My Monday post originally was going to riff off of the words of former Pennsylvania Governor Ed Rendell who urged Barack Obama "to man up" and endorse gay marriage, an issue which took on a new urgency with North Carolina this week becoming the 30th state to ban same-sex unions. Whether the president was heeding Rendell's advice or not, his endorsement in a television interview today carried very little political risk and was years overdue.
Hitting exactly the right note, Obama told ABC News that "At a certain point, I've just concluded for me to go ahead and affirm that I think same-sex couples should be able to get married" in taking a definitive stand on what commentators call one of the most contentious and politically charged social issues of the day.
Commentators, as usual, are well behind the curve.

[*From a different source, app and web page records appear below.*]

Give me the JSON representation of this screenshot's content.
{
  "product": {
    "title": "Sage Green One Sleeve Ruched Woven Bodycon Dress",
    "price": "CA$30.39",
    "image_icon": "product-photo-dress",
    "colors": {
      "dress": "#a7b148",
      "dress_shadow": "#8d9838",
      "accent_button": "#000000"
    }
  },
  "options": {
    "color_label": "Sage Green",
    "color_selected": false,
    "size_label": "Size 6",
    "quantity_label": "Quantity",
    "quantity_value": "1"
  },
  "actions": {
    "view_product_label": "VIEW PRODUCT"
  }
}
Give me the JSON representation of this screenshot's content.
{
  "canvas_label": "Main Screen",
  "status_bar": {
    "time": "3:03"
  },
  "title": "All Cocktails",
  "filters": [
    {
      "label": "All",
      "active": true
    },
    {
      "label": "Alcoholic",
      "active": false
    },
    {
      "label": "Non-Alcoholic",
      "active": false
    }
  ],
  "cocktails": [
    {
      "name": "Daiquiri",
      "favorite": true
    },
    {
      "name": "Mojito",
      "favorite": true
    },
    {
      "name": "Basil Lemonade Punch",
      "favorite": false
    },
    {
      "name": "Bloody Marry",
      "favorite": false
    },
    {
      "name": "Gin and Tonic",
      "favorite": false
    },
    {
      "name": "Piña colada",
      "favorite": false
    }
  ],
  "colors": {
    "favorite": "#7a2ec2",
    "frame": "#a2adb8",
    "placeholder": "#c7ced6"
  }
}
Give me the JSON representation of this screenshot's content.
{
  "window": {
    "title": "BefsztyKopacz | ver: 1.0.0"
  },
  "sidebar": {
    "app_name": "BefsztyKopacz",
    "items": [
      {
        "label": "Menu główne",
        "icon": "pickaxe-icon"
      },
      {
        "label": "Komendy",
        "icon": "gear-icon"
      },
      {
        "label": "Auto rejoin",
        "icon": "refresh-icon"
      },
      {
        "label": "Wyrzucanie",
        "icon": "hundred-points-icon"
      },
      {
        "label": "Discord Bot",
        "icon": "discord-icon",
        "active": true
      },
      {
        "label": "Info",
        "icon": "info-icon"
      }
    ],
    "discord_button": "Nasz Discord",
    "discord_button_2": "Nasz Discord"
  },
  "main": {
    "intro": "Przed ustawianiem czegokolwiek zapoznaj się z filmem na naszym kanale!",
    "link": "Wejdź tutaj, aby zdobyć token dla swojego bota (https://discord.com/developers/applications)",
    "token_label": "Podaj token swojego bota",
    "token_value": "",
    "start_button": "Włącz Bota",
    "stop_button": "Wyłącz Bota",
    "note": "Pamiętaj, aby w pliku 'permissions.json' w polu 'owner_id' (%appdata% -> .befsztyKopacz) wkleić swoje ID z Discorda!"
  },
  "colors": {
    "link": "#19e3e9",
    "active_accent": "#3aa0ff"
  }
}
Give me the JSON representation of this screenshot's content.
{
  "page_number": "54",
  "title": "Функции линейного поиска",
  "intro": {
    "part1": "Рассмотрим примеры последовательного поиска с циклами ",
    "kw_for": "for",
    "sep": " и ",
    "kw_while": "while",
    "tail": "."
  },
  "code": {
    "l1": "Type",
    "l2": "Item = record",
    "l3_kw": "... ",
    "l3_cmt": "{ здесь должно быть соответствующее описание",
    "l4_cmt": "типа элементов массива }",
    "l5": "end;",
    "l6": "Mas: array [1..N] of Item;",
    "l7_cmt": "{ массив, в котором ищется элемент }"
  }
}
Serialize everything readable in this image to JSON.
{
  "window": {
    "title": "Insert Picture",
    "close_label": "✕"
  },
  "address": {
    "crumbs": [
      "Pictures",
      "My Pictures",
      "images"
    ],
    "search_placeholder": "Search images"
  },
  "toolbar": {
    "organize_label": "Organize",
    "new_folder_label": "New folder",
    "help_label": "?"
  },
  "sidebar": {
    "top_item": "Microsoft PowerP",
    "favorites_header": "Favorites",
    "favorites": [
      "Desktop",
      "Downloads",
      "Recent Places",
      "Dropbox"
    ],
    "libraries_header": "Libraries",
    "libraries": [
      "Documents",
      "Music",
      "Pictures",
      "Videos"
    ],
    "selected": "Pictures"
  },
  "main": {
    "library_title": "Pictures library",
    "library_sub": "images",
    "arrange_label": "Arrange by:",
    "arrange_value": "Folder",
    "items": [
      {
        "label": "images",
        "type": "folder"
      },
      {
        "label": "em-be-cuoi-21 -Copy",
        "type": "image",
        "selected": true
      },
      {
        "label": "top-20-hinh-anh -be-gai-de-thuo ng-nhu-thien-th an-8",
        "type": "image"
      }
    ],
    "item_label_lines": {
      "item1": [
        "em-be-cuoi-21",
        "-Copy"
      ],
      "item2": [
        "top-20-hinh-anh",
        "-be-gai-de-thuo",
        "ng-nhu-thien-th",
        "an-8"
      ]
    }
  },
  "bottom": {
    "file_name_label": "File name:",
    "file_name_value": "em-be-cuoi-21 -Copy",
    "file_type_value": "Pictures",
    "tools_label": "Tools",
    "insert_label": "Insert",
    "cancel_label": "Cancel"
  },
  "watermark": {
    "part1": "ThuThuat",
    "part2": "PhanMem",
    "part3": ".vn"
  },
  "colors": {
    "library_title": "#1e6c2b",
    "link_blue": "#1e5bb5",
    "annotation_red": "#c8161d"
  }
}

The issue certainly is contentious for religious conservatives and most Republicans, but with every passing year a growing majority of Americans -- and that majority is growing faster that most pollsters have predicted -- say that gay and lesbian couples should be afforded the same rights as heterosexual couples. The reason is simple: Most of us know gays, some of us roomed with them in college and consider them to be among their best friends, we watch the television shows in which same-sex couples appear, and have come to understand that sexual orientation is an individual choice and certainly not something that the government should regulate.
In contrast, Mitt Romney, Obama's presumptive Republican rival, not only opposes same-sex marriage but favors a Constitutional amendment to forbid it.
That position is safe for Romney because to believe otherwise would alienate his already shaky party base. It is just as safe for the president because few voters are likely to cross over to the Republican side in November simply because he has now endorsed same-sex marriage and it will be a fundraising boon for him.
Opponents of same-sex marriage say that Obama's decision will hurt him in battleground states, most of whom have laws against such unions, but polls tell a different story. The nonpartisan Pew Research Center found that a plurality of swing voters favors same-sex marriage, 47 percent to 39 percent, and outside the South the margin widens to a majority of 53 percent in favor and 35 percent opposed.
Across the aisle, at it were, is Mitt Romney, who to my knowledge has never placed principle above political interests. The moral high ground is often based on unpopular choices, and the presumptive Republican nominee wouldn't know the moral high ground if it bit him in the ass.
Given my own background, the belated nature of the endorsement has been painful.My parents taught my siblings and myself that people were to be judged by their actions, not who they happened to be. It was no big deal that three of their best friends were gay -- two men who owned a restaurant had lived together for many years and a psych nurse who happened to be a lesbian. I was especially found of her because she let me drive her MG convertible after I got my driver's license.Several of my professional friends have been gays and lesbians, I hired the first openly gay editor at a newspaper where I worked and lost another gay friend -- who was married and closeted -- in the early 1980s to what we later came to understand was AIDS.At the end of the day -- and it has been a singularly significant day for gay rights -- not one mind will have been changed on the issue. It didn't take courage for Obama to recognize that. It only took way too long.